Bitter Harvest Moon
1914, Hull. When war is declared, Emily Walker is an impressionable eleven-year-old. Her two elder brothers join up, as does Robert, the boy next door to their new family home, who joins the Royal Flying Corps as a pilot. Emily matures and falls in love with Robert, but it is her mother’s sister, Aunt Eleanor, an independent ex-suffragette, who influences her, more so than her father, a stern bank manager, and her mother, a housewife who keeps their home in perfect order.
Situated on the east coast of England and a major port, Hull is a target for German warfare from the air, in the form of Zeppelins, and sea. Bitter Harvest Moon shows the devastation. When Edward is killed on the western front and David is discharged from the army suffering from shell shock (now understood as PTSD), Emily’s mother suffers from depression, and her father’s staunch belief in traditional values is rattled. With the news that Robert has been reported as missing and presumed dead, Emily faces even more anguish. When he dies, not from war but a car crash once back home, the futility of war hits her hard.
Although the novel is fastidiously researched, Emily is too passive to be a compelling lead character. She doesn’t make things happen; things happen to her. She works in a London hospital briefly but mainly stays in Hull, and while realistic, this doesn’t make for a gripping story. The author knows his history and renders it, in great detail, at the expense of page-turning action.

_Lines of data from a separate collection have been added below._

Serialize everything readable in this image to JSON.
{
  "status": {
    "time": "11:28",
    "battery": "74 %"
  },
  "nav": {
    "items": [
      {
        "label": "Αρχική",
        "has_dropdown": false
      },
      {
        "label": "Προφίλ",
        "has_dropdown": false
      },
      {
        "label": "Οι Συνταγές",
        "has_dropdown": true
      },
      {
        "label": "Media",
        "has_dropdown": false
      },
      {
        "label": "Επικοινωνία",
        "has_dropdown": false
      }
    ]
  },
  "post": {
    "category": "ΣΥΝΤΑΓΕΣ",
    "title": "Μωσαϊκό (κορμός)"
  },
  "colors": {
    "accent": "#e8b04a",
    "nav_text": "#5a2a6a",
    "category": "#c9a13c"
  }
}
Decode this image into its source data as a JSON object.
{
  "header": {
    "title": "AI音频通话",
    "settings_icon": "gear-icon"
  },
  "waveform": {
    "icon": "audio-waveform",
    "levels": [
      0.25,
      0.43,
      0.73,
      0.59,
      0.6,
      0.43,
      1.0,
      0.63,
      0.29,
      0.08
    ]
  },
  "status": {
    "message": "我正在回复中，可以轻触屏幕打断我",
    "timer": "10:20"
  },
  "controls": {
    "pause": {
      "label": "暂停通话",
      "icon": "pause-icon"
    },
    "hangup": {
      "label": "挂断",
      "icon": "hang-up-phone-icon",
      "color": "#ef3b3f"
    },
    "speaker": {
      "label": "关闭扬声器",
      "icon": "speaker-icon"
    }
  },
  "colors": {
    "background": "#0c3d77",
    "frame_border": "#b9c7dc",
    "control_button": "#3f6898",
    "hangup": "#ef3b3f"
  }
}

The novel will resonate with those who know Hull, but otherwise may be of limited interest, given the very many books that describe life in the fateful years of 1914-1918.